* Material shown
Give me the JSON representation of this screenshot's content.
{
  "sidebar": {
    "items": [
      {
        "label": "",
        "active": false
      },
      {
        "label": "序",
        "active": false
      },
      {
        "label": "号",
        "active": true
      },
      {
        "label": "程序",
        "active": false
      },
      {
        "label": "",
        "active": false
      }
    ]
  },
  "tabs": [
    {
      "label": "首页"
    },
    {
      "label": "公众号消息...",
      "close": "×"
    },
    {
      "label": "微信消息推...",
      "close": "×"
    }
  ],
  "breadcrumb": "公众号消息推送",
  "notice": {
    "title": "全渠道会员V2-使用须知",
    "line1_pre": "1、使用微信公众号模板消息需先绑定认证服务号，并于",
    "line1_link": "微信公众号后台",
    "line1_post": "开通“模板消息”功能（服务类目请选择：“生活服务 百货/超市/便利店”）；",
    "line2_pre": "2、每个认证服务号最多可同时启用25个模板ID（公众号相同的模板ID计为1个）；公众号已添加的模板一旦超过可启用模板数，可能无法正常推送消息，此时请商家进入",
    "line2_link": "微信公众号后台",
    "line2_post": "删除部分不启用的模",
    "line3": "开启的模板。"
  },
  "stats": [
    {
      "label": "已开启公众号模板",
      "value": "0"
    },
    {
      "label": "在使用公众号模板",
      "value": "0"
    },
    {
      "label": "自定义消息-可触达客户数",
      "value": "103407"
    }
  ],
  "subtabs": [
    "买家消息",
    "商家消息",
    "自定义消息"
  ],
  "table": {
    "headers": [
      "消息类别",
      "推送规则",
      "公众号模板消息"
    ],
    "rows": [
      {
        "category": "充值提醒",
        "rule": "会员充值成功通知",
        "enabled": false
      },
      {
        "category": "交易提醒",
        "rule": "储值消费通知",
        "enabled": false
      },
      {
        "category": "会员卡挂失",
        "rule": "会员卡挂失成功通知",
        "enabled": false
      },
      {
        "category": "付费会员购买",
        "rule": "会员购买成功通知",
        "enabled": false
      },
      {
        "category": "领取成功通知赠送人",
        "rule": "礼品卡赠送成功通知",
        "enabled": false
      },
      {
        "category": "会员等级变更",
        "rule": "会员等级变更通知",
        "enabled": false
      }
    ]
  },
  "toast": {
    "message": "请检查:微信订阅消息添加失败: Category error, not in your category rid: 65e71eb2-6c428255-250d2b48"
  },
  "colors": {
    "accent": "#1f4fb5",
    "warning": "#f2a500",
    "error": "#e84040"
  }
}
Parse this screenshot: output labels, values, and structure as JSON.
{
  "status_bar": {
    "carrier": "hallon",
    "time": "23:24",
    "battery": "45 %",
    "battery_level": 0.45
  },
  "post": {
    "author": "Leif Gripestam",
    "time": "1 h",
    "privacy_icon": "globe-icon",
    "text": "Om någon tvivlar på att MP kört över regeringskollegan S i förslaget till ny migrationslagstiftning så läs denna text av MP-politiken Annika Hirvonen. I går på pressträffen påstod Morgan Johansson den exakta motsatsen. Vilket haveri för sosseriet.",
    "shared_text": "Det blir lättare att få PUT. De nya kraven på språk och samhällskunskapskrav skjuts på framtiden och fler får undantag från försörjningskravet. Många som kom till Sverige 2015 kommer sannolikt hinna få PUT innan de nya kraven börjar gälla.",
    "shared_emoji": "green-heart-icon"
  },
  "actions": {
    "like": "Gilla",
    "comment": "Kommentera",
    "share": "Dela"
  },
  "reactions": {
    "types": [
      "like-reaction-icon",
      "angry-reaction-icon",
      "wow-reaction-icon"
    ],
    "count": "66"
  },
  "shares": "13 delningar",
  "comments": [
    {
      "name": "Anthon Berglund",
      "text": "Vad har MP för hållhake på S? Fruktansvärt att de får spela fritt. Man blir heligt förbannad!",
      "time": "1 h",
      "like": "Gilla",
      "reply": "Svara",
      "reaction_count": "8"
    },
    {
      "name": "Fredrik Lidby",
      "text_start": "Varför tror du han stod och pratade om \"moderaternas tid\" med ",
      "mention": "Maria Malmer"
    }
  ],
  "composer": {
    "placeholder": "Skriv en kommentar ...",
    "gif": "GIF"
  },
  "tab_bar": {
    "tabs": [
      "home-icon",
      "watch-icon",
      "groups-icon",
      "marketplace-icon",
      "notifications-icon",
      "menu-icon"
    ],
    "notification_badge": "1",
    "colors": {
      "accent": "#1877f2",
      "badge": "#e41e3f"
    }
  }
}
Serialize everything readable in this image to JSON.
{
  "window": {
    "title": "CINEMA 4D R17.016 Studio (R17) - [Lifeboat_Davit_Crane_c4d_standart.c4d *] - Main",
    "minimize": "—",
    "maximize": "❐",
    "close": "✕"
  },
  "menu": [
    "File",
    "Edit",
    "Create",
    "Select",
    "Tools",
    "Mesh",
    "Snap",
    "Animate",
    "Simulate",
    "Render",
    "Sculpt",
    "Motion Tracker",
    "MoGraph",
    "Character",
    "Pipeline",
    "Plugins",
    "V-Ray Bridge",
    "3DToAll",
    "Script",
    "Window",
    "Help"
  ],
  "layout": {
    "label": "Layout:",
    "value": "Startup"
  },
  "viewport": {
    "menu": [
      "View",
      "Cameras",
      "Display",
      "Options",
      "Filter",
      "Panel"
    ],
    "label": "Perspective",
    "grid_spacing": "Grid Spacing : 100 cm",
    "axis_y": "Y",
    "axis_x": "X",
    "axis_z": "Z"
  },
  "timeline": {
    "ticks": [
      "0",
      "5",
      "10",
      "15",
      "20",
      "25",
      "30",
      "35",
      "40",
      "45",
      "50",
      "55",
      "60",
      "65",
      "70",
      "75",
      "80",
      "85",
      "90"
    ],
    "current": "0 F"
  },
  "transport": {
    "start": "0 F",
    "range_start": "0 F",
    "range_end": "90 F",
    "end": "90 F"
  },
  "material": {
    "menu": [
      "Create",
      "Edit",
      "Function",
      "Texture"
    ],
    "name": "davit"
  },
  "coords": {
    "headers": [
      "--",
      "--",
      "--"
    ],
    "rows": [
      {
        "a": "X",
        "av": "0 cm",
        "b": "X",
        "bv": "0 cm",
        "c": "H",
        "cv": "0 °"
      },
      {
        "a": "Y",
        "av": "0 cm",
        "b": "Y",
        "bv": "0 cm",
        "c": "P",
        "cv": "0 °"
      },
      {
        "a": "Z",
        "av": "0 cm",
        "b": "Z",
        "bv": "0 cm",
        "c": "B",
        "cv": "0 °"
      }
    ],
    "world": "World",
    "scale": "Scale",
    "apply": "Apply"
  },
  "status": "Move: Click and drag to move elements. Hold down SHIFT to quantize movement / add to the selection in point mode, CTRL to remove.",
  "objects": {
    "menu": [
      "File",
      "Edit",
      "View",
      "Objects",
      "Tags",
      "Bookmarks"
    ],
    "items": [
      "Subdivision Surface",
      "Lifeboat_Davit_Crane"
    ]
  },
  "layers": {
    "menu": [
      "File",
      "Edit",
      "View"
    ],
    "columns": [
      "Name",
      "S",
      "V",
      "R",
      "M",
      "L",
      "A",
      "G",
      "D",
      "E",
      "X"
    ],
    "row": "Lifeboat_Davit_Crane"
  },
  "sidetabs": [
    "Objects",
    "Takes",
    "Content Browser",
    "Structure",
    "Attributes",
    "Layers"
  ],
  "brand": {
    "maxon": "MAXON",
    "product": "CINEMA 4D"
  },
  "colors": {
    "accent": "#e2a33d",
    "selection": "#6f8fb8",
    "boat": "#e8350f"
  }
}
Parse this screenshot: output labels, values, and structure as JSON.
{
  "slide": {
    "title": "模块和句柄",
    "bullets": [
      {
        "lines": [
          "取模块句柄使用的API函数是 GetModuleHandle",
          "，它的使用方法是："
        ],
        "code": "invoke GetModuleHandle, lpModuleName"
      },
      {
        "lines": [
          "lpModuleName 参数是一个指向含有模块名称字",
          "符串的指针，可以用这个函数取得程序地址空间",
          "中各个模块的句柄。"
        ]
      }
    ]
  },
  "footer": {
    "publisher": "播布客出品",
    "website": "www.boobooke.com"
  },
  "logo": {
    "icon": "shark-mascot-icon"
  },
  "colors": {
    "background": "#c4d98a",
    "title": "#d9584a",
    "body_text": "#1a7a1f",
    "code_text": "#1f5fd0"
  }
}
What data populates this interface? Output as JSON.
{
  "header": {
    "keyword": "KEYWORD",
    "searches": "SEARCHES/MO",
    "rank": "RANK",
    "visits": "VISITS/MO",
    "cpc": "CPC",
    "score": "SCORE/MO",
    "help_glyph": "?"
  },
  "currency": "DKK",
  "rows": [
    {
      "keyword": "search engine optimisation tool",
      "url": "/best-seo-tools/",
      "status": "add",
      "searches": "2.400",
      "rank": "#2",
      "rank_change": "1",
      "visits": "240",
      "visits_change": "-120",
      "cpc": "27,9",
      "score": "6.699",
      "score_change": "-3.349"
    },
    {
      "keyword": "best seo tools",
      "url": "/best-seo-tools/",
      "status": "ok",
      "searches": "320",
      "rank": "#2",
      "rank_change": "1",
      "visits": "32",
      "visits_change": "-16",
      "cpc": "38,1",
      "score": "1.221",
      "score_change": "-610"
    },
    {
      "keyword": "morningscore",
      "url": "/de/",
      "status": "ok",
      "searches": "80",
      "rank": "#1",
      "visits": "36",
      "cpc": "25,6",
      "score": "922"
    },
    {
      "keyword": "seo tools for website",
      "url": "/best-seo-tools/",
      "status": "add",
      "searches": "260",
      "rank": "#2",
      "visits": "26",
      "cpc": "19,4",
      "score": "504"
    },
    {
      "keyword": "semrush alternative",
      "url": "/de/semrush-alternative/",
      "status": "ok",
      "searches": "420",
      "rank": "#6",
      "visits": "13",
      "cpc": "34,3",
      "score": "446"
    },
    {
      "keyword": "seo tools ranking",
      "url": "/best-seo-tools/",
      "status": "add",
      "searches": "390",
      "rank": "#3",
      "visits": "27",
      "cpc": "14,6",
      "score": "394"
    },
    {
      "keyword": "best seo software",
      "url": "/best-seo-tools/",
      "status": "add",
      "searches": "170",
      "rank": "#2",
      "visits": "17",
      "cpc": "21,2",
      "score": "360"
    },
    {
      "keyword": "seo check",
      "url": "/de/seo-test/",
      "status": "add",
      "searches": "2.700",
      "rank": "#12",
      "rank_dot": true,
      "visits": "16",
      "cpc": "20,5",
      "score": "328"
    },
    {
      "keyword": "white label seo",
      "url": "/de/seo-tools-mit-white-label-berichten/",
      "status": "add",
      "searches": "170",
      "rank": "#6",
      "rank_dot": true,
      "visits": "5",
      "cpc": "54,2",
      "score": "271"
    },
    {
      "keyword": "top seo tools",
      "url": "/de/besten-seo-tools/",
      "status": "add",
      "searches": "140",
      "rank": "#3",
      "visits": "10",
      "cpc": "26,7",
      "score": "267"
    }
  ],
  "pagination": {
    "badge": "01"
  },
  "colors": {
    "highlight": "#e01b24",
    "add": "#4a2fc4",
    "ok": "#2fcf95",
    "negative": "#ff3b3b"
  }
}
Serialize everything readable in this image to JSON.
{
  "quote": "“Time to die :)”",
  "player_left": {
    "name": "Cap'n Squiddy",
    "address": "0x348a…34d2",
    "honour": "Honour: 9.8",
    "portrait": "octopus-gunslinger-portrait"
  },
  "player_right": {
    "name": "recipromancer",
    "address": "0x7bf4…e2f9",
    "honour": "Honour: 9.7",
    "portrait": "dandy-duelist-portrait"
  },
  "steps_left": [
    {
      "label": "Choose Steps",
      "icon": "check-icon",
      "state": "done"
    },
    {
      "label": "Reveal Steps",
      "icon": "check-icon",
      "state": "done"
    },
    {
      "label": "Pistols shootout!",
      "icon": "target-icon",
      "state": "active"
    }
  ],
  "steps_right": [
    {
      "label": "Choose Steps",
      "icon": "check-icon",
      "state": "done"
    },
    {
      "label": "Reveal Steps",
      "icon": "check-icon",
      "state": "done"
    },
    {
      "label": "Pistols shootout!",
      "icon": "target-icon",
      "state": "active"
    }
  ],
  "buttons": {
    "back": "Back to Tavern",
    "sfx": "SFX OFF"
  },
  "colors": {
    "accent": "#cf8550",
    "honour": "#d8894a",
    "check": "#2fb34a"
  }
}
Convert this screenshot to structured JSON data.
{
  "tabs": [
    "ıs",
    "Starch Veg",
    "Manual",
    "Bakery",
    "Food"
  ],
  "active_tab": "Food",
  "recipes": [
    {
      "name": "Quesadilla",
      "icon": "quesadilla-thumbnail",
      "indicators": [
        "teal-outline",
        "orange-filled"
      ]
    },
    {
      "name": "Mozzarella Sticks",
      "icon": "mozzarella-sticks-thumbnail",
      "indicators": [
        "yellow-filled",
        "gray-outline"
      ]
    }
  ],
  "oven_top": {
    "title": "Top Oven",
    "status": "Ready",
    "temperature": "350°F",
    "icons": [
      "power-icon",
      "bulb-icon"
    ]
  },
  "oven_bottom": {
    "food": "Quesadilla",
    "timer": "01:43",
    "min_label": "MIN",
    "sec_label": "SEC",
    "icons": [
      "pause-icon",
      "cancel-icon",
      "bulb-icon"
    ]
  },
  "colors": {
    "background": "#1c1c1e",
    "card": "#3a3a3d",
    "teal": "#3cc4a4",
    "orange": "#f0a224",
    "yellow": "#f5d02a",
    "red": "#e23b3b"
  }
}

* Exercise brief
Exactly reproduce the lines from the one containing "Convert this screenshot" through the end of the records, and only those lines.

* Your response
Convert this screenshot to structured JSON data.
{
  "tabs": [
    "ıs",
    "Starch Veg",
    "Manual",
    "Bakery",
    "Food"
  ],
  "active_tab": "Food",
  "recipes": [
    {
      "name": "Quesadilla",
      "icon": "quesadilla-thumbnail",
      "indicators": [
        "teal-outline",
        "orange-filled"
      ]
    },
    {
      "name": "Mozzarella Sticks",
      "icon": "mozzarella-sticks-thumbnail",
      "indicators": [
        "yellow-filled",
        "gray-outline"
      ]
    }
  ],
  "oven_top": {
    "title": "Top Oven",
    "status": "Ready",
    "temperature": "350°F",
    "icons": [
      "power-icon",
      "bulb-icon"
    ]
  },
  "oven_bottom": {
    "food": "Quesadilla",
    "timer": "01:43",
    "min_label": "MIN",
    "sec_label": "SEC",
    "icons": [
      "pause-icon",
      "cancel-icon",
      "bulb-icon"
    ]
  },
  "colors": {
    "background": "#1c1c1e",
    "card": "#3a3a3d",
    "teal": "#3cc4a4",
    "orange": "#f0a224",
    "yellow": "#f5d02a",
    "red": "#e23b3b"
  }
}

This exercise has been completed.